But Israel's military chief Lt Gen Herzi Halevi promised a response and, after meeting UK Foreign Secretary Lord Cameron later in the week, Mr Netanyahu said Israel would "make our own decisions" on Iran, Hamas and Hezbollah.

While he thanked "our friends for their support in defending Israel," he added: "I appreciate it, but I want to make clear that we will make our own decisions and the state of Israel will do all that is needed to defend itself."

Israel responds

Israel launched its own strike on Friday morning, with Iran's state media saying air defences were fired in several provinces, including from a major military airbase and nuclear facilities near the central city of Isfahan, where state media said three drones had been shot down.

So far there have not been any reports of damage or casualties in what our experts have described as a "limited strike".

Israel has declined to comment, but a US source familiar with the situation has described the operation as a strike.

Sky News' military analyst Michael Clarke says Isfahan, which is home to both a military base and nuclear site, "would make sense" as a target because it is an "important" area, used by Iran as a nuclear research site.

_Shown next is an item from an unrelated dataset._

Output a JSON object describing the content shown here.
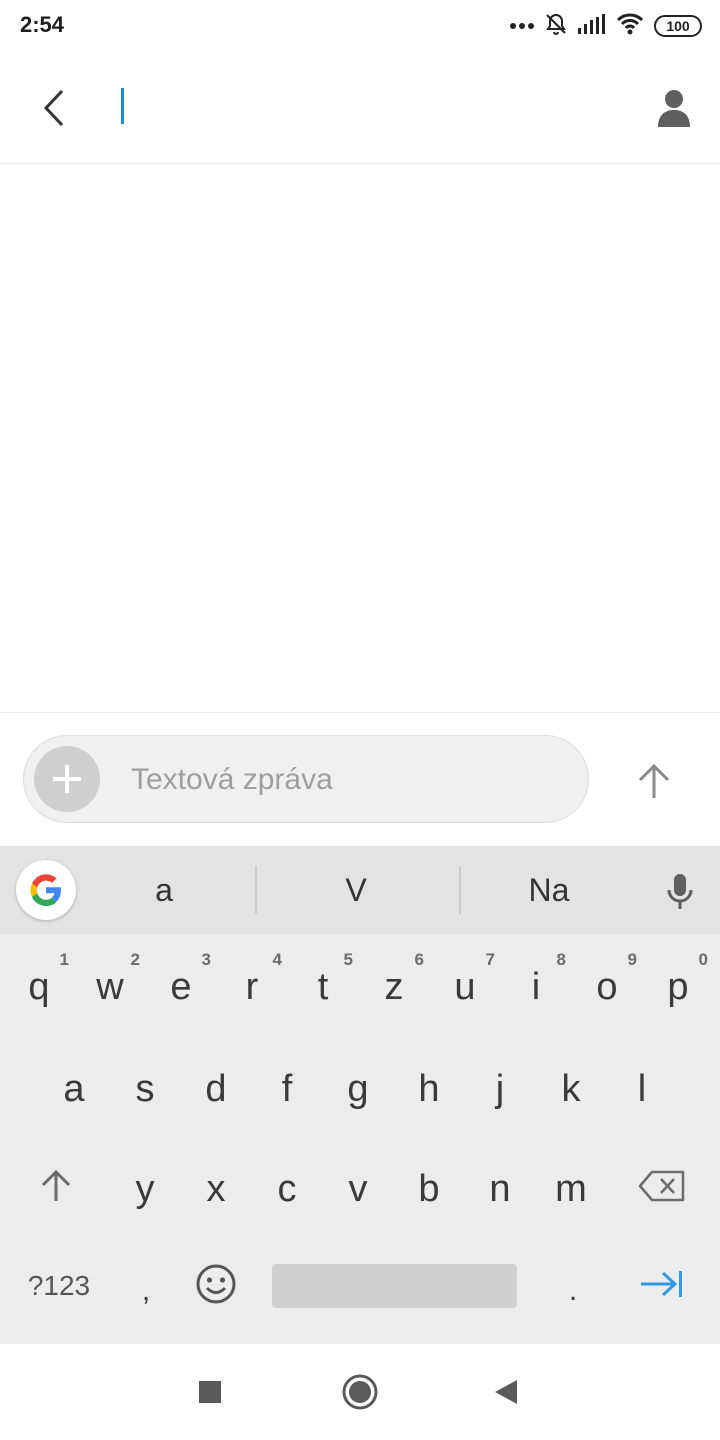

"The fact that Isfahan is one of the cities that does quite a lot of nuclear work is also symbolically quite important, I think, if the Israelis are indicating that they're not frightened to go after these sites," he said.

Iranian state media television said the nuclear facilities near the city were "fully safe".

The UN's nuclear watchdog, the International Atomic Energy Agency, also said there was no damage but that it was monitoring the situation "very closely" and called for "extreme restraint".

A senior Iranian official has told Reuters the country has no plans to immediately retaliate.

Also this week: US vetos Palestinian bid for full UN membership

On Thursday, the US blocked a Palestinian bid to be recognised as a full member state at the United Nations.

Twelve of the 15-member Security Council were in favour, but the US vetoed the motion, saying that while it still strongly supported a two-state solution, its vote was "acknowledgment that it will only come from direct negotiations between the parties". Britain and Switzerland abstained.

America's UN envoy Robert Wood cited Hamas's continued control over Gaza as a key factor in blocking the motion.

The Palestinian Authority, based in the West Bank, is currently a non-member observer state at the UN - a position granted in 2012.

Its bid for full membership must be passed by the Security Council and at least two-thirds of the General Assembly.

Palestinians want a state in the West Bank, east Jerusalem and Gaza Strip; all territory taken by Israel in 1967.

The UN has long advocated for a plan that would see a Palestinian state with secure and agreed borders created next to Israel.

Many see it as the best chance to end the decades of violence that preceded the current Israel-Hamas war.

However, hardliners in Israel's right-wing government reject the idea of a Palestinian state.